Francesca offers more details of one lightworker’s journey to live in more harmony and awareness with the vast Community of souls, seen and unseen, surrounding us
The post below continues on from Francesca: Struggle and Redemption, the Light Revealed
Fortunately, those bitter cold spells of -30 F only lasted a few days, several times/winter.
A car with a good battery starts OK – we just let the motor run for several minutes to warm up fully before driving.
More challenging was driving on wintry roads!
When I began teaching I’d just gotten my driver’s license and my first car, and lived in a little apartment high in the hills near school.
The morning after our first snowstorm, I was driving down the slippery winding road and skidded right into a tree!
I wasn’t seriously hurt, but the car was totaled.
Later I bought 6 woodland acres by the river, with a creek and stream running through.
One of my colleagues also built post-and-beam houses, and offered his services.
I said, “Phil, that would be great, but I only have $8,000.”
So that’s what he charged for the unfinished shell.
He found prefab arched beams from the Unadilla Silo Company and crafted a wonderful little “bow house” – an A-frame with curved walls, like an upside down boat.
(New England bow houses were originally built by boat builders, who applied the same curved style to their homes.)
Phil installed large plexiglass panels in the arched roof for light – during rain storms it was like being inside a waterfall. Magical!
Friends helped me finish the interior with silvery weathered barn-board, white stucco and an attached outhouse.
A sliding glass door opened onto a deck facing the stream, and occasionally I’d “tune” the small waterfall there by moving the rocks around.
We installed an elegant wood stove with a glass front so in addition to radiating warmth, the glow of the fire inside was very cheery.
Candles provided light (couldn’t stand the smell of kerosene lanterns) and my kitchen consisted of a small gas cook stove and an antique enamel “dry” sink – no running water, and draining into a bucket below the counter.

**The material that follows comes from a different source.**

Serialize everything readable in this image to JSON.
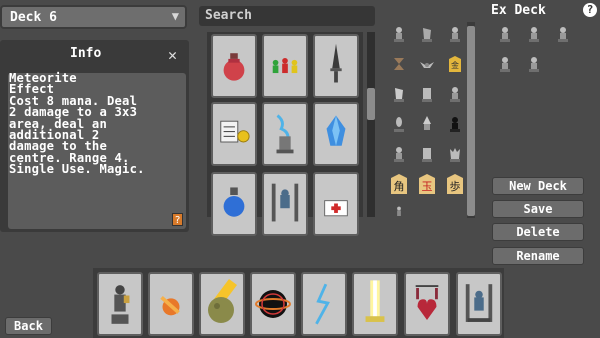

I carried in bottled water for drinking, and heated stream water or snow on the wood stove for washing. Your reader may be amused that, while my cottage was quite rustic, I took aerobics classes at an upscale health club to enjoy the hot showers!
Life in the forest became ever more enchanting, attracting people as well as nature spirits: A huge pine log lay by the house, and one day this fellow stopped by and asked if he could sculpt it.
Delighted, I watched as he carved an elaborate totem pole with his chainsaw, loaded it onto his pick-up truck and drove off.
Another time, I asked the school’s woodworking teacher to help trim some smaller pines growing near the house.
He sculpted them into tree-stump chairs and table with his chainsaw, “So the fairies can have tea parties!” he smiled.
The artist who crafted pine-slab stairs to the second floor “signed” his work with an inset amethyst crystal.
Friends began coming each week to meditate in the bow house, like a chapel.
For 9 ascetic, but beautiful years, I lived in ever-closer communion with trees, waters, woodland creatures, meditators, nature spirits (who I felt rather than saw) and the circle of the changing seasons.